#### [Work to complete]
Could you give the entries again, exactly as written?

#### [Material for this exercise]
######

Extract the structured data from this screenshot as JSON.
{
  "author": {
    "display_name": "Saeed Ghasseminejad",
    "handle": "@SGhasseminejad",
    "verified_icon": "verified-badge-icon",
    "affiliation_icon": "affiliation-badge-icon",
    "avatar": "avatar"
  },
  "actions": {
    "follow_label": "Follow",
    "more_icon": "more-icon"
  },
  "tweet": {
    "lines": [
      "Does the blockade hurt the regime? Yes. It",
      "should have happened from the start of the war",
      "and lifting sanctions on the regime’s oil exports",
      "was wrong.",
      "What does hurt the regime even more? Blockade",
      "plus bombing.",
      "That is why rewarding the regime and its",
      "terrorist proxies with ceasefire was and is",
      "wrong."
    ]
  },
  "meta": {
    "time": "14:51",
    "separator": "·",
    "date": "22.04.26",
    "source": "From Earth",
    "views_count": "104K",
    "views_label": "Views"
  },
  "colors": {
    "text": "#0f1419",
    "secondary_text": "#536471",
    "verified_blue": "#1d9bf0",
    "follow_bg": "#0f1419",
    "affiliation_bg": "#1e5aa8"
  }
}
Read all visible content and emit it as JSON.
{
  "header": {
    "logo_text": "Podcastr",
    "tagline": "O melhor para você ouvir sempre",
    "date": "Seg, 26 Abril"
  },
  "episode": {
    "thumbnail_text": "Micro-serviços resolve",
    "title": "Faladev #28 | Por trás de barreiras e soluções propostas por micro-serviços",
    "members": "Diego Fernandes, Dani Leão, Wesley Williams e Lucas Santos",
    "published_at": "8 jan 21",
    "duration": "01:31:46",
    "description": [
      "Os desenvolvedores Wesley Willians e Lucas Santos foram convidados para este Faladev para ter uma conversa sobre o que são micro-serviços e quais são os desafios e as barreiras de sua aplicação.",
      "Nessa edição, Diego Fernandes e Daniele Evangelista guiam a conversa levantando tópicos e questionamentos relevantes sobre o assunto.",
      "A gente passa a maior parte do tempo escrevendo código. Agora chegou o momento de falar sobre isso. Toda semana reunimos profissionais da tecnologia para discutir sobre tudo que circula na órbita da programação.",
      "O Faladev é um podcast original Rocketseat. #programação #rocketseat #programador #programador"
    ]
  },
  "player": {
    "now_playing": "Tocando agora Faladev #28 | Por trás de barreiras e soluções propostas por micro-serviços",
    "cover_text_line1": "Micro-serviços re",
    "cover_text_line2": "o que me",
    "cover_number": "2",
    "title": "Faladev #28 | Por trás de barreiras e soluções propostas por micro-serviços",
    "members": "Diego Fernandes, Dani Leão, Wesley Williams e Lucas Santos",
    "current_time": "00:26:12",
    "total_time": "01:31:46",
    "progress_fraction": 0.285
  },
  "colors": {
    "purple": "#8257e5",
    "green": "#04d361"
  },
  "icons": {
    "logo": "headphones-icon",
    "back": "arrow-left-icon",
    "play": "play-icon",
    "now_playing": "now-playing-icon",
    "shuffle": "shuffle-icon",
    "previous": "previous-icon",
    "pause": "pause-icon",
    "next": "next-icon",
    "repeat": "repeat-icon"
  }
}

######

#### [Answer box]
Extract the structured data from this screenshot as JSON.
{
  "author": {
    "display_name": "Saeed Ghasseminejad",
    "handle": "@SGhasseminejad",
    "verified_icon": "verified-badge-icon",
    "affiliation_icon": "affiliation-badge-icon",
    "avatar": "avatar"
  },
  "actions": {
    "follow_label": "Follow",
    "more_icon": "more-icon"
  },
  "tweet": {
    "lines": [
      "Does the blockade hurt the regime? Yes. It",
      "should have happened from the start of the war",
      "and lifting sanctions on the regime’s oil exports",
      "was wrong.",
      "What does hurt the regime even more? Blockade",
      "plus bombing.",
      "That is why rewarding the regime and its",
      "terrorist proxies with ceasefire was and is",
      "wrong."
    ]
  },
  "meta": {
    "time": "14:51",
    "separator": "·",
    "date": "22.04.26",
    "source": "From Earth",
    "views_count": "104K",
    "views_label": "Views"
  },
  "colors": {
    "text": "#0f1419",
    "secondary_text": "#536471",
    "verified_blue": "#1d9bf0",
    "follow_bg": "#0f1419",
    "affiliation_bg": "#1e5aa8"
  }
}
Read all visible content and emit it as JSON.
{
  "header": {
    "logo_text": "Podcastr",
    "tagline": "O melhor para você ouvir sempre",
    "date": "Seg, 26 Abril"
  },
  "episode": {
    "thumbnail_text": "Micro-serviços resolve",
    "title": "Faladev #28 | Por trás de barreiras e soluções propostas por micro-serviços",
    "members": "Diego Fernandes, Dani Leão, Wesley Williams e Lucas Santos",
    "published_at": "8 jan 21",
    "duration": "01:31:46",
    "description": [
      "Os desenvolvedores Wesley Willians e Lucas Santos foram convidados para este Faladev para ter uma conversa sobre o que são micro-serviços e quais são os desafios e as barreiras de sua aplicação.",
      "Nessa edição, Diego Fernandes e Daniele Evangelista guiam a conversa levantando tópicos e questionamentos relevantes sobre o assunto.",
      "A gente passa a maior parte do tempo escrevendo código. Agora chegou o momento de falar sobre isso. Toda semana reunimos profissionais da tecnologia para discutir sobre tudo que circula na órbita da programação.",
      "O Faladev é um podcast original Rocketseat. #programação #rocketseat #programador #programador"
    ]
  },
  "player": {
    "now_playing": "Tocando agora Faladev #28 | Por trás de barreiras e soluções propostas por micro-serviços",
    "cover_text_line1": "Micro-serviços re",
    "cover_text_line2": "o que me",
    "cover_number": "2",
    "title": "Faladev #28 | Por trás de barreiras e soluções propostas por micro-serviços",
    "members": "Diego Fernandes, Dani Leão, Wesley Williams e Lucas Santos",
    "current_time": "00:26:12",
    "total_time": "01:31:46",
    "progress_fraction": 0.285
  },
  "colors": {
    "purple": "#8257e5",
    "green": "#04d361"
  },
  "icons": {
    "logo": "headphones-icon",
    "back": "arrow-left-icon",
    "play": "play-icon",
    "now_playing": "now-playing-icon",
    "shuffle": "shuffle-icon",
    "previous": "previous-icon",
    "pause": "pause-icon",
    "next": "next-icon",
    "repeat": "repeat-icon"
  }
}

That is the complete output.